- **TASK STATEMENT**: Your job here is to restate every record exactly, pictures excluded.

=== MATERIAL TO PROCESS ===

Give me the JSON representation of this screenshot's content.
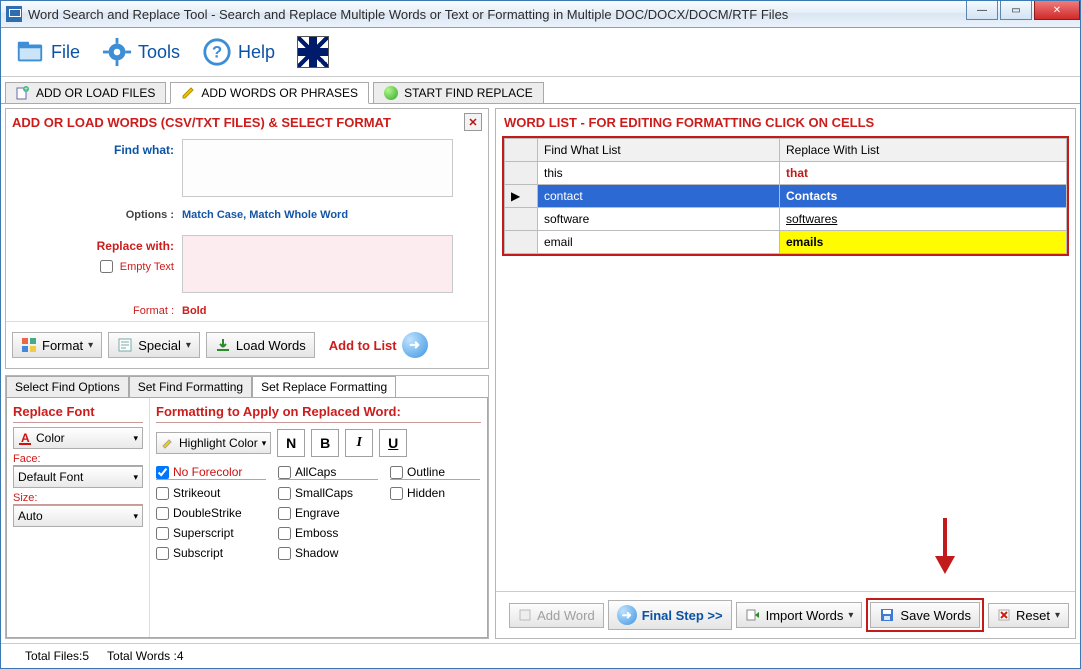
{
  "window": {
    "title": "Word Search and Replace Tool - Search and Replace Multiple Words or Text  or Formatting in Multiple DOC/DOCX/DOCM/RTF Files"
  },
  "menu": {
    "file": "File",
    "tools": "Tools",
    "help": "Help"
  },
  "main_tabs": {
    "add_files": "ADD OR LOAD FILES",
    "add_words": "ADD WORDS OR PHRASES",
    "start": "START FIND REPLACE"
  },
  "left_panel": {
    "title": "ADD OR LOAD WORDS (CSV/TXT FILES) & SELECT FORMAT",
    "find_label": "Find what:",
    "options_label": "Options :",
    "options_value": "Match Case, Match Whole Word",
    "replace_label": "Replace with:",
    "empty_text": "Empty Text",
    "format_label": "Format :",
    "format_value": "Bold",
    "btn_format": "Format",
    "btn_special": "Special",
    "btn_load": "Load Words",
    "btn_add": "Add to List"
  },
  "inner_tabs": {
    "t1": "Select Find Options",
    "t2": "Set Find Formatting",
    "t3": "Set Replace Formatting"
  },
  "fmt": {
    "replace_font": "Replace Font",
    "apply_head": "Formatting to Apply on Replaced Word:",
    "color": "Color",
    "face": "Face:",
    "default_font": "Default Font",
    "size": "Size:",
    "auto": "Auto",
    "highlight": "Highlight Color",
    "N": "N",
    "B": "B",
    "I": "I",
    "U": "U",
    "no_fore": "No Forecolor",
    "allcaps": "AllCaps",
    "outline": "Outline",
    "strike": "Strikeout",
    "smallcaps": "SmallCaps",
    "hidden": "Hidden",
    "dbl": "DoubleStrike",
    "engrave": "Engrave",
    "super": "Superscript",
    "emboss": "Emboss",
    "sub": "Subscript",
    "shadow": "Shadow"
  },
  "wordlist": {
    "title": "WORD LIST - FOR EDITING FORMATTING CLICK ON CELLS",
    "col_find": "Find What List",
    "col_replace": "Replace With List",
    "rows": [
      {
        "find": "this",
        "replace": "that",
        "find_style": "plain",
        "replace_style": "red"
      },
      {
        "find": "contact",
        "replace": "Contacts",
        "find_style": "sel",
        "replace_style": "red"
      },
      {
        "find": "software",
        "replace": "softwares",
        "find_style": "plain",
        "replace_style": "ul"
      },
      {
        "find": "email",
        "replace": "emails",
        "find_style": "plain",
        "replace_style": "yellow"
      }
    ]
  },
  "right_buttons": {
    "add_word": "Add Word",
    "final_step": "Final Step >>",
    "import": "Import Words",
    "save": "Save Words",
    "reset": "Reset"
  },
  "status": {
    "total_files": "Total Files:5",
    "total_words": "Total Words :4"
  }
}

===

- **FINISHED EXERCISE**:
Give me the JSON representation of this screenshot's content.
{
  "window": {
    "title": "Word Search and Replace Tool - Search and Replace Multiple Words or Text  or Formatting in Multiple DOC/DOCX/DOCM/RTF Files"
  },
  "menu": {
    "file": "File",
    "tools": "Tools",
    "help": "Help"
  },
  "main_tabs": {
    "add_files": "ADD OR LOAD FILES",
    "add_words": "ADD WORDS OR PHRASES",
    "start": "START FIND REPLACE"
  },
  "left_panel": {
    "title": "ADD OR LOAD WORDS (CSV/TXT FILES) & SELECT FORMAT",
    "find_label": "Find what:",
    "options_label": "Options :",
    "options_value": "Match Case, Match Whole Word",
    "replace_label": "Replace with:",
    "empty_text": "Empty Text",
    "format_label": "Format :",
    "format_value": "Bold",
    "btn_format": "Format",
    "btn_special": "Special",
    "btn_load": "Load Words",
    "btn_add": "Add to List"
  },
  "inner_tabs": {
    "t1": "Select Find Options",
    "t2": "Set Find Formatting",
    "t3": "Set Replace Formatting"
  },
  "fmt": {
    "replace_font": "Replace Font",
    "apply_head": "Formatting to Apply on Replaced Word:",
    "color": "Color",
    "face": "Face:",
    "default_font": "Default Font",
    "size": "Size:",
    "auto": "Auto",
    "highlight": "Highlight Color",
    "N": "N",
    "B": "B",
    "I": "I",
    "U": "U",
    "no_fore": "No Forecolor",
    "allcaps": "AllCaps",
    "outline": "Outline",
    "strike": "Strikeout",
    "smallcaps": "SmallCaps",
    "hidden": "Hidden",
    "dbl": "DoubleStrike",
    "engrave": "Engrave",
    "super": "Superscript",
    "emboss": "Emboss",
    "sub": "Subscript",
    "shadow": "Shadow"
  },
  "wordlist": {
    "title": "WORD LIST - FOR EDITING FORMATTING CLICK ON CELLS",
    "col_find": "Find What List",
    "col_replace": "Replace With List",
    "rows": [
      {
        "find": "this",
        "replace": "that",
        "find_style": "plain",
        "replace_style": "red"
      },
      {
        "find": "contact",
        "replace": "Contacts",
        "find_style": "sel",
        "replace_style": "red"
      },
      {
        "find": "software",
        "replace": "softwares",
        "find_style": "plain",
        "replace_style": "ul"
      },
      {
        "find": "email",
        "replace": "emails",
        "find_style": "plain",
        "replace_style": "yellow"
      }
    ]
  },
  "right_buttons": {
    "add_word": "Add Word",
    "final_step": "Final Step >>",
    "import": "Import Words",
    "save": "Save Words",
    "reset": "Reset"
  },
  "status": {
    "total_files": "Total Files:5",
    "total_words": "Total Words :4"
  }
}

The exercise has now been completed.